If you are volunteering as a Bible class teacher in a large congregation, your class probably only has one age group, like second grade, in it. Smaller congregations don’t have that luxury. Whether it’s from a lack of space, less children or a shortage of volunteers, you may have a wide span of ages in your class.
If you are currently teaching a class with children of various ages, you are probably well aware of some of the issues this can cause. Children can develop greatly physically, emotionally, educationally, socially and spiritually over the course of a year. A difference of four years between adults is barely noticeable. With children, it’s a huge developmental leap.
Which can make it difficult even teaching the Bible story. If younger concrete thinkers are in the class with older children (who are thinking more abstractly), you will have some students who understand abstract concepts and others who will take everything that is said very literally. Even the things they enjoy doing and their life experiences can change the dynamics of application principle examples and activities.
There are some things you can do though to make these multi-age classes easier for teachers to teach and more appropriate for all of your students. Here are a few of our favorite suggestions:

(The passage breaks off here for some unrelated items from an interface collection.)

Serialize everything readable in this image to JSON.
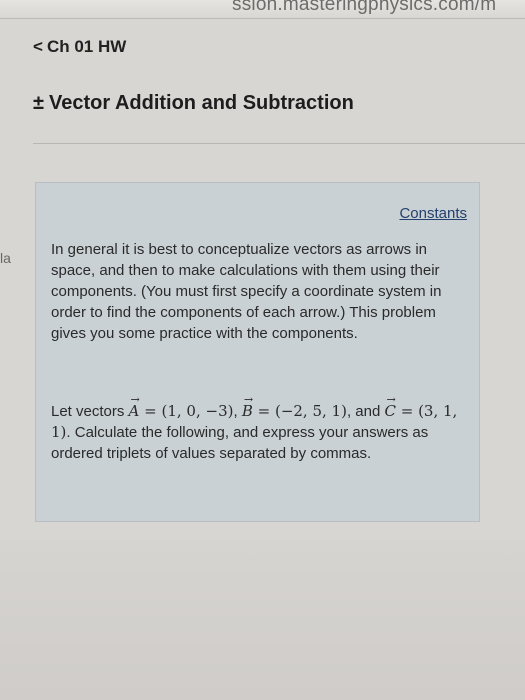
{
  "browser": {
    "url_fragment": "ssion.masteringphysics.com/m"
  },
  "nav": {
    "back_label": "Ch 01 HW",
    "chevron_glyph": "<"
  },
  "page": {
    "title_prefix": "±",
    "title": "Vector Addition and Subtraction"
  },
  "side_fragment": "la",
  "panel": {
    "constants_link": "Constants",
    "intro": "In general it is best to conceptualize vectors as arrows in space, and then to make calculations with them using their components. (You must first specify a coordinate system in order to find the components of each arrow.) This problem gives you some practice with the components.",
    "problem": {
      "lead": "Let vectors ",
      "vecA": "A",
      "eqA": " = (1, 0, −3)",
      "sep1": ", ",
      "vecB": "B",
      "eqB": " = (−2, 5, 1)",
      "sep2": ", and ",
      "vecC": "C",
      "eqC": " = (3, 1, 1)",
      "tail": ". Calculate the following, and express your answers as ordered triplets of values separated by commas."
    }
  }
}
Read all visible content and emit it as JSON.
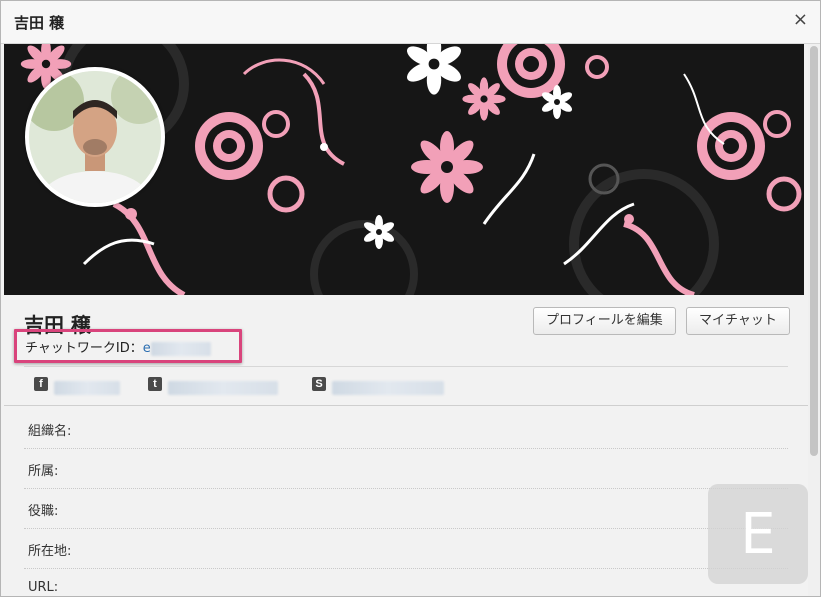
{
  "dialog": {
    "title": "吉田 穣",
    "close_label": "×"
  },
  "profile": {
    "name": "吉田 穣",
    "chatwork_id_label": "チャットワークID：",
    "chatwork_id_value": "e",
    "edit_button": "プロフィールを編集",
    "chat_button": "マイチャット"
  },
  "social": [
    {
      "icon": "facebook-icon",
      "glyph": "f"
    },
    {
      "icon": "twitter-icon",
      "glyph": "t"
    },
    {
      "icon": "skype-icon",
      "glyph": "S"
    }
  ],
  "fields": [
    {
      "label": "組織名:"
    },
    {
      "label": "所属:"
    },
    {
      "label": "役職:"
    },
    {
      "label": "所在地:"
    },
    {
      "label": "URL:"
    }
  ],
  "watermark": {
    "letter": "E"
  },
  "colors": {
    "highlight": "#d9447c",
    "cover_background": "#161616",
    "cover_pink": "#f2a0b8",
    "link": "#2a6db0"
  }
}
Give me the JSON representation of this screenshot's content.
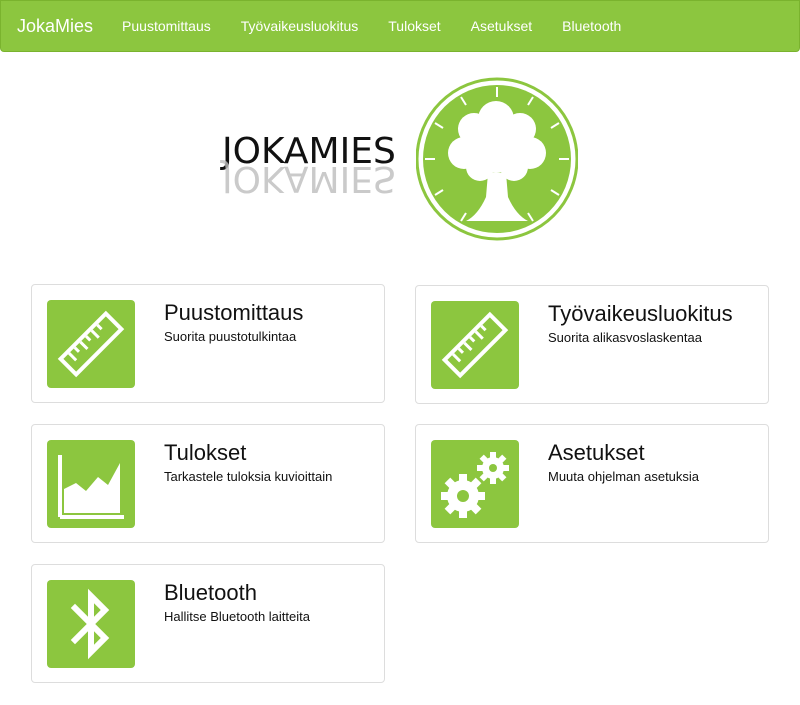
{
  "navbar": {
    "brand": "JokaMies",
    "links": [
      "Puustomittaus",
      "Työvaikeusluokitus",
      "Tulokset",
      "Asetukset",
      "Bluetooth"
    ]
  },
  "logo": {
    "text": "JOKAMIES"
  },
  "cards": [
    {
      "title": "Puustomittaus",
      "desc": "Suorita puustotulkintaa",
      "icon": "ruler-icon"
    },
    {
      "title": "Työvaikeusluokitus",
      "desc": "Suorita alikasvoslaskentaa",
      "icon": "ruler-icon"
    },
    {
      "title": "Tulokset",
      "desc": "Tarkastele tuloksia kuvioittain",
      "icon": "area-chart-icon"
    },
    {
      "title": "Asetukset",
      "desc": "Muuta ohjelman asetuksia",
      "icon": "gears-icon"
    },
    {
      "title": "Bluetooth",
      "desc": "Hallitse Bluetooth laitteita",
      "icon": "bluetooth-icon"
    }
  ],
  "colors": {
    "accent": "#8cc63f",
    "border": "#dddddd"
  }
}
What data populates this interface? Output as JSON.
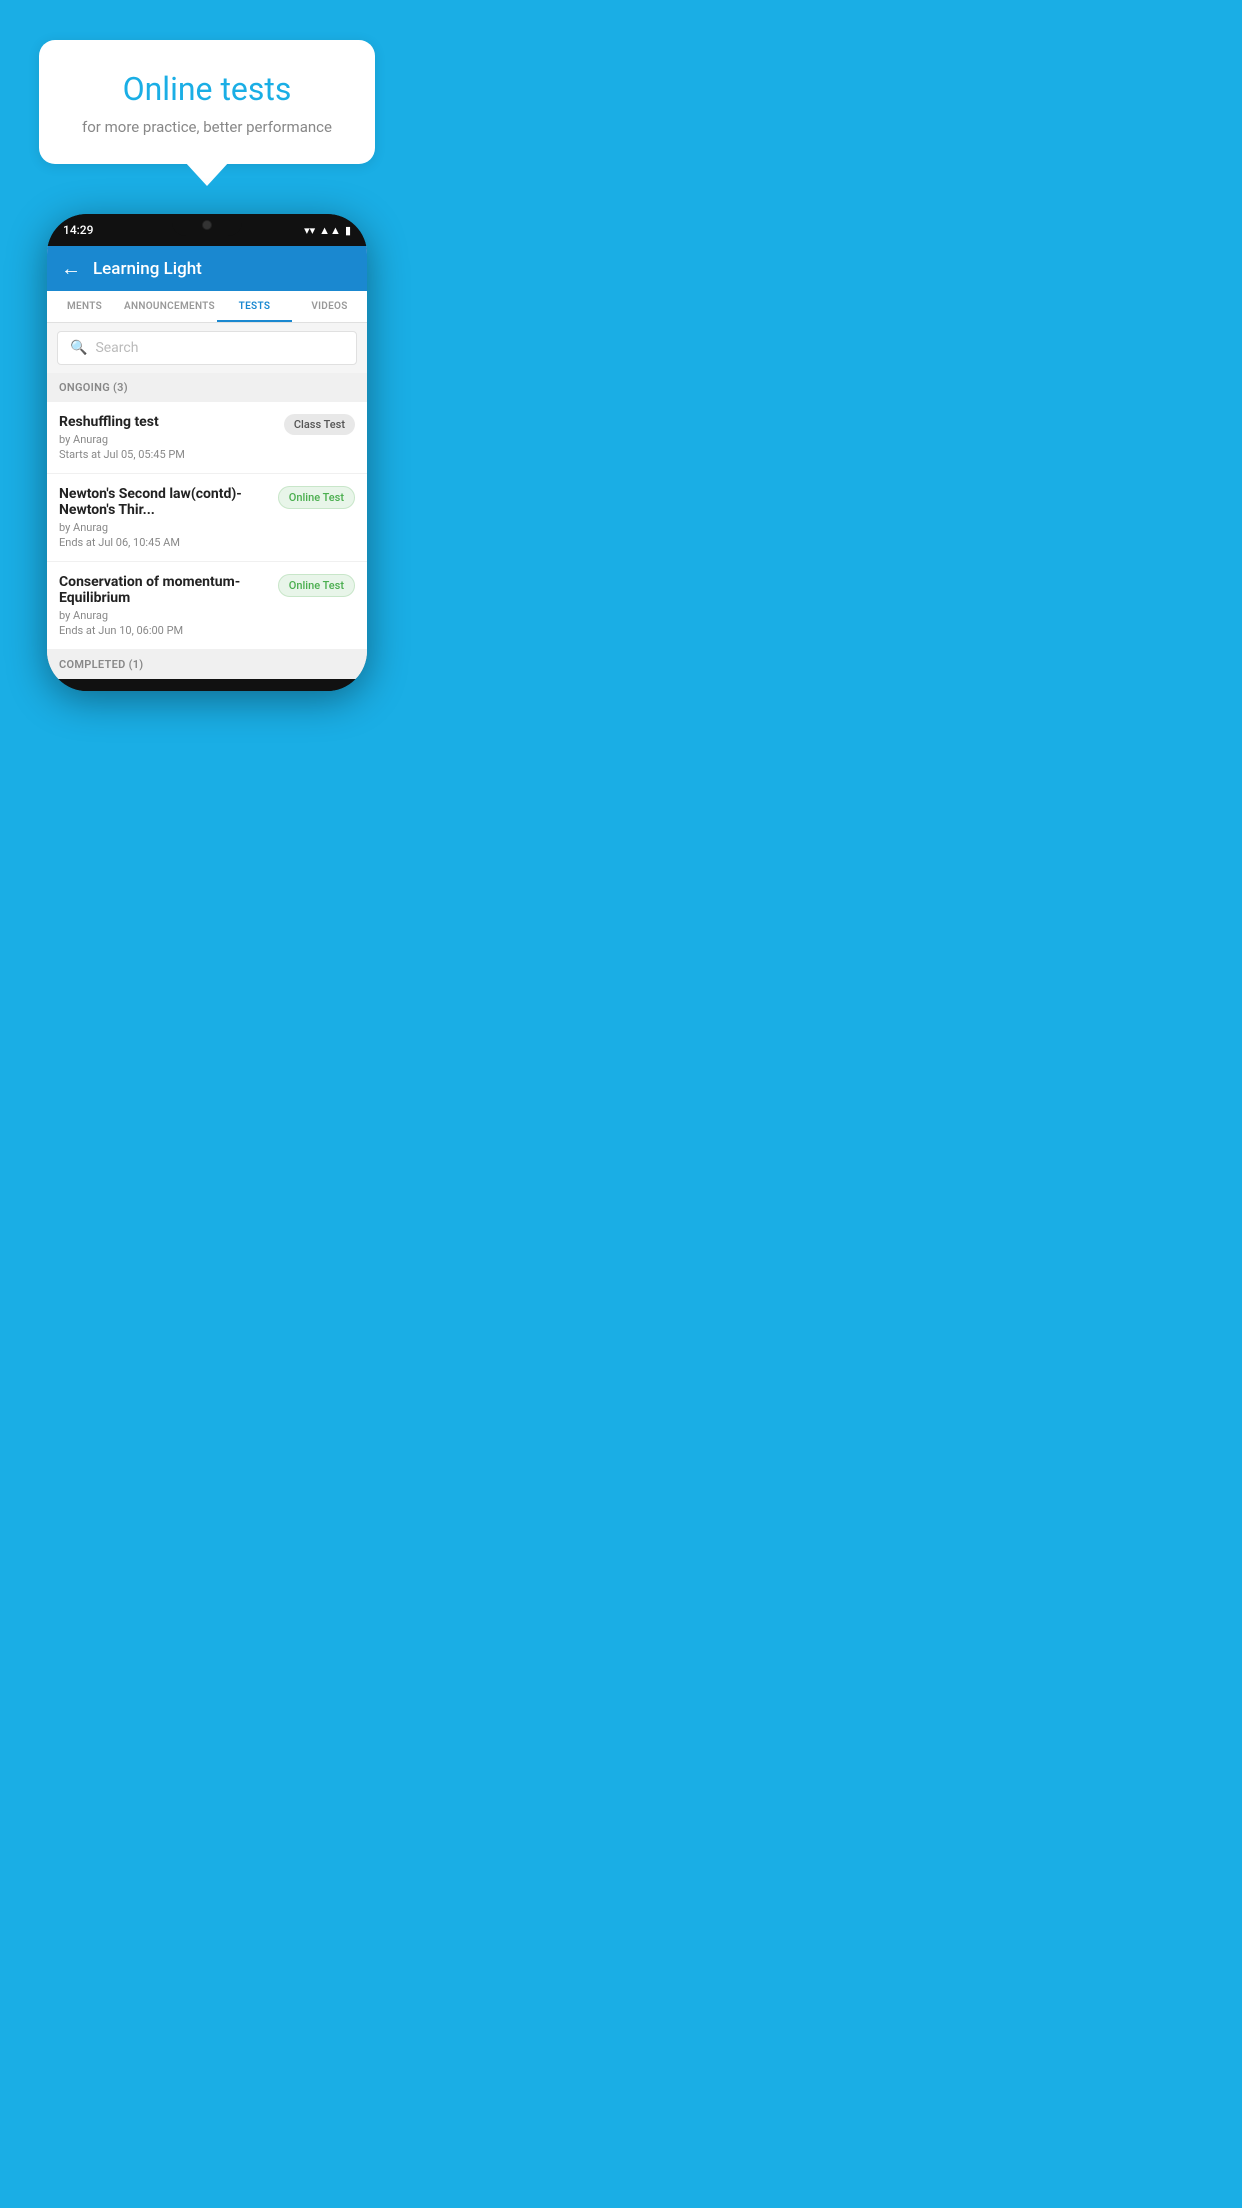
{
  "background_color": "#1AAEE5",
  "bubble": {
    "title": "Online tests",
    "subtitle": "for more practice, better performance"
  },
  "phone": {
    "status_bar": {
      "time": "14:29",
      "wifi": "▼",
      "signal": "▲",
      "battery": "▮"
    },
    "app_bar": {
      "title": "Learning Light",
      "back_label": "←"
    },
    "tabs": [
      {
        "label": "MENTS",
        "active": false
      },
      {
        "label": "ANNOUNCEMENTS",
        "active": false
      },
      {
        "label": "TESTS",
        "active": true
      },
      {
        "label": "VIDEOS",
        "active": false
      }
    ],
    "search": {
      "placeholder": "Search"
    },
    "sections": [
      {
        "label": "ONGOING (3)",
        "items": [
          {
            "name": "Reshuffling test",
            "author": "by Anurag",
            "time_label": "Starts at",
            "time": "Jul 05, 05:45 PM",
            "badge": "Class Test",
            "badge_type": "class"
          },
          {
            "name": "Newton's Second law(contd)-Newton's Thir...",
            "author": "by Anurag",
            "time_label": "Ends at",
            "time": "Jul 06, 10:45 AM",
            "badge": "Online Test",
            "badge_type": "online"
          },
          {
            "name": "Conservation of momentum-Equilibrium",
            "author": "by Anurag",
            "time_label": "Ends at",
            "time": "Jun 10, 06:00 PM",
            "badge": "Online Test",
            "badge_type": "online"
          }
        ]
      },
      {
        "label": "COMPLETED (1)",
        "items": []
      }
    ]
  }
}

- Carefully plan age breaks. Some age groups really need to be separated if at all possible – even if it means there are only two or three children in the class. It just isn’t very safe or developmentally appropriate to have toddlers in the same room with elementary aged children. Their abilities and needs are just too different and one group is suffering for the other to learn in the ways that are best for them. Natural breaks are easier to manage. Think general groups like toddlers, pre-schoolers, early elementary (kindergarteners can easily go with the pre-school or elementary group in most cases) and upper elementary.
- Make sure the younger students are kept safe. It’s easy to forget about younger students and accidentally allow them to do something that really isn’t safe for their age group. Simple things like serving grapes that haven’t been cut into pieces is not an issue for an elementary child like it would be for a toddler. If your teacher is most comfortable teaching the older group, make sure they know what the younger group of children may need done differently to keep them safe and/or help them learn.
- Explain everything carefully, while acknowledging some may have mastered the concept or skill already. If you must mix concrete and non-concrete thinkers together for example, you will need to explain to the younger students that when the Bible says someone turned “as if to stone”, it doesn’t mean God turned them into a rock. Or if your activity requires a physical skill like cutting or writing, encourage the older students to help the younger ones. Make sure to acknowledge the older students though or they will feel like they are in a “baby class”.
- Plan activities that will appeal to all ages. Many hands-on experiential activities are fun for all ages. We’ve even had teens and adults sneak into classes after they end to participate in the same activity as the kids. This is especially true for activities that help them experience what life was like in the Bible, service projects and activities involving things like cooking or acting.
- Give examples for each age group. If you are giving examples for what the things you are discussing may look like in their worlds, you need to give different examples when those worlds are different. Giving a school test example to a child who hasn’t been to school or taken a test yet isn’t helpful to that child. Likewise giving a pre-school example to kids already in school will once again make them feel as if they are in a “baby class”. Giving an appropriate example for each group will help them better understand the principle or command and help them feel as if they are an important part of the class.
In an ideal world, your congregation is growing and multi-aged classes won’t last long. Handling them intentionally while you do use them is crucial for student learning, growth and safety.